Dep't of Defense v. FLRA, 510 U.S. 487 (1994), 114 S. Ct. 1006 (1994), (involving 37 FLRA 652 (1990) and 37 FLRA 930 (1990)).
The Supreme Court overturned Authority rulings on the release of employee home addresses and held that the Privacy Act prevents disclosure of home addresses to collective bargaining representatives who had requested the information under the Statute. The Court had granted review of a Fifth Circuit decision (975 F.2d 1105 (5th Cir. 1992)) enforcing Authority disclosure orders.
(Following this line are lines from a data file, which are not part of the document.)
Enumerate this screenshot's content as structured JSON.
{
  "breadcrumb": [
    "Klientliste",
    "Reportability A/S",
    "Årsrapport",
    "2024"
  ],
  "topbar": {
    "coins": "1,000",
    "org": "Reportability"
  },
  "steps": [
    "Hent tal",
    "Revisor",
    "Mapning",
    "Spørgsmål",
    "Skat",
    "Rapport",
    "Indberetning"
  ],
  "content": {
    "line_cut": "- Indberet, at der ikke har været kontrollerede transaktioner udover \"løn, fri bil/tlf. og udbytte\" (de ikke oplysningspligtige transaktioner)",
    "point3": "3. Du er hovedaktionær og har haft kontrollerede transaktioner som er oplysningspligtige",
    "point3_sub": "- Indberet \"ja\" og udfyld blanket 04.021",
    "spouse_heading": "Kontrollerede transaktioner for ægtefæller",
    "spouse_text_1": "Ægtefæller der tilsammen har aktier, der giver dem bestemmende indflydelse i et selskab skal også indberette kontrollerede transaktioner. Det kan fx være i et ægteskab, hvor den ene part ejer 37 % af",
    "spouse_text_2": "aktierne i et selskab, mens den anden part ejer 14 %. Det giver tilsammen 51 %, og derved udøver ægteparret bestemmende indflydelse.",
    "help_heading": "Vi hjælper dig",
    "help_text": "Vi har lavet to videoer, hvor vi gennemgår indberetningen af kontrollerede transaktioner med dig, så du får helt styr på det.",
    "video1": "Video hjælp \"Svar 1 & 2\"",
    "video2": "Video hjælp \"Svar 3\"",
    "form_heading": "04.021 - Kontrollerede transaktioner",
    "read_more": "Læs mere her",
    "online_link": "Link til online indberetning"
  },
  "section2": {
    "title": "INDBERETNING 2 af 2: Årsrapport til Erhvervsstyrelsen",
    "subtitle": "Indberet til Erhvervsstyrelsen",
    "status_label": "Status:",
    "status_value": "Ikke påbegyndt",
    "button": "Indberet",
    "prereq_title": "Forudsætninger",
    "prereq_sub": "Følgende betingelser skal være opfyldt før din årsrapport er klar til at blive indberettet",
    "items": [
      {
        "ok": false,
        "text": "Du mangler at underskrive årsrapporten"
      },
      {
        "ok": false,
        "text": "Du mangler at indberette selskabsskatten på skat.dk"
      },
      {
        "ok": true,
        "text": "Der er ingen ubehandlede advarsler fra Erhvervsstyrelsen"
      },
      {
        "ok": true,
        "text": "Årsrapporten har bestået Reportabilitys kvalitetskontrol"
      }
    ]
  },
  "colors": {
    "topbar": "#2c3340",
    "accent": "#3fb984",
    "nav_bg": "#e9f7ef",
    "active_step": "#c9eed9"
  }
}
The Court ruled that the Privacy Act's bar applied because disclosure was not required under Exemption 6 of the Freedom of Information Act (FOIA), which exempts from disclosure personnel files "the disclosure of which would constitute a clearly unwarranted invasion of personal privacy." The Court held that under Dep't of Justice v. Reporters Comm. for the Freedom of Press, 489 U.S. 749 (1989), the only public interest to be balanced against the employees' privacy interest in keeping their home addresses private is the extent to which the FOIA's central purpose of opening agency action to public scrutiny would be served by disclosure.